add arrow-down arrow-left arrow-right arrow-up authorcheckmark clipboard combo comment delete discord dots drag-handle dropdown-arrow errorfacebook history inbox instagram issuelink lock markup-bbcode markup-html markup-pcpp markup-cyclingbuilder markup-plain-text markup-reddit menu pin radio-button save search settings share star-empty star-full star-half switch successtag twitch twitter user warningwattage weight youtube

First 3600 review?

Comments

  • 8 months ago
  • 3 points

Hope that the locked clock speeds on X470 are a bug or there is going to be some rather unhappy people.

  • 8 months ago
  • 2 points

hopefully XD

  • 8 months ago
  • 2 points

Not going to take anything too seriously until launch reviews hit the streets, but this is still encouraging.

  • 8 months ago
  • 2 points

It seems fine to me.

It's faster on single core performance vs the 2700X. Very impressive.

And it stacks very well with the R2700X on other benchmarks as well, considering that's not an 8 core processor. It's only a 6 core one. What you expect? lol

It destroys completely the R2600.

As the latency concerns, the memory benchmark could be related to an not well optimized X470 BIOS of that particular board and a T-topology trace layout of the memory.

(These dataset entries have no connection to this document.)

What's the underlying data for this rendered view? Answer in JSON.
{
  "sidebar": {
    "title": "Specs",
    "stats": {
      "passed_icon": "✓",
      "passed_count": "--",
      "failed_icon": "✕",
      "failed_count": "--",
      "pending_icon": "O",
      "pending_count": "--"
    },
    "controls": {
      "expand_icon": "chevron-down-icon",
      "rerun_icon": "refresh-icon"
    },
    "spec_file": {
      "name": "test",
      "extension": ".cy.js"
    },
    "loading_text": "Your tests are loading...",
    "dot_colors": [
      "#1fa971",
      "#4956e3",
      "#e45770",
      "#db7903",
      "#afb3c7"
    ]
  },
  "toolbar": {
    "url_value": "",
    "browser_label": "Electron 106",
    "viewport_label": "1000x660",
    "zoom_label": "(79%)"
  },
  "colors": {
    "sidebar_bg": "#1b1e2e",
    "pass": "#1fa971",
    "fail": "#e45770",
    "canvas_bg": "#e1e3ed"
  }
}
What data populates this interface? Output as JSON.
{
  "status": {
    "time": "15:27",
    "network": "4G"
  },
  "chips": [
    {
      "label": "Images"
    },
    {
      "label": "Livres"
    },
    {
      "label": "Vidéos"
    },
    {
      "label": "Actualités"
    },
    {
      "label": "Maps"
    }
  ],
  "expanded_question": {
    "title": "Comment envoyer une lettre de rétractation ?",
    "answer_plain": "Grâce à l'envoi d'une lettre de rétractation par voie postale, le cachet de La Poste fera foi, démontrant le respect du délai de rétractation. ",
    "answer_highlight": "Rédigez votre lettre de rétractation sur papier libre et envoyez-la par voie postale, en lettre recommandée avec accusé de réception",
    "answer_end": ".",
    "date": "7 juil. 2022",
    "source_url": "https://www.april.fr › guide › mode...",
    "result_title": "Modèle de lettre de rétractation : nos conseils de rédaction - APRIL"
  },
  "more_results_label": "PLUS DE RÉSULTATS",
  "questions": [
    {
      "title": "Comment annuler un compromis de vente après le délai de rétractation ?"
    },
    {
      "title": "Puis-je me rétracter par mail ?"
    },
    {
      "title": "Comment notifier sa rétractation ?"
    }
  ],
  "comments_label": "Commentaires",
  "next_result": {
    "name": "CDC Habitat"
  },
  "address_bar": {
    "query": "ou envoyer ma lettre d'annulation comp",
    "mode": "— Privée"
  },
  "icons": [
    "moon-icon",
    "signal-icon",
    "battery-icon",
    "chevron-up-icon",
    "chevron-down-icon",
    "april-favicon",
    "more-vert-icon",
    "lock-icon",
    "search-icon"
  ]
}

Ryzen 3000 CPUs are running better on a Fly by trace memory layout that thus it works way better on a dual kit configuration.

[comment deleted]
  • 8 months ago
  • 3 points

I have to wonder how many programs will take advantage of those two more cores. Certainly embarrassingly parallel jobs (like cinebench) will favor a 3700, but will much else? Will games (note that the 3600 allegedly beat a 3700 in games. In things like cinebench you get the power of AVX256, which should significantly help cinebench but not games) need/use the last 2 cores (and 4 more threads)?

I wouldn't be too surprised if AMD really pulls of a "no reason to buy a [pre-Sunny Cove, i.e. 2020] Intel CPU". They were close last chip, but the per-core performance of Intel was often more important than the AMD throughput. With the 3000 chips, you might just get both.

  • at least until the supply of really low end 12nm and 14nm chips dry up and leave the Pentium/Celeron with little competition.
  • 8 months ago
  • 2 points

I have to wonder how many programs will take advantage of those two more cores. Certainly embarrassingly parallel jobs (like Cinebench) will favor a 3700, but will much else?

Well editing and rendering applications that favors a higher core count for sure.

Last but not least, don't forget streaming.

So, gaming isn't everything. :-P

  • 8 months ago
  • 2 points

No, and things like office work and even CAD tend to be single core. Gaming probably uses more core (and requires more cycles) than most things. The more "pure graphics" something is, the more likely it can use all the cores (and probably should be on the GPU, not the CPU).

Sort

add arrow-down arrow-left arrow-right arrow-up authorcheckmark clipboard combo comment delete discord dots drag-handle dropdown-arrow errorfacebook history inbox instagram issuelink lock markup-bbcode markup-html markup-pcpp markup-cyclingbuilder markup-plain-text markup-reddit menu pin radio-button save search settings share star-empty star-full star-half switch successtag twitch twitter user warningwattage weight youtube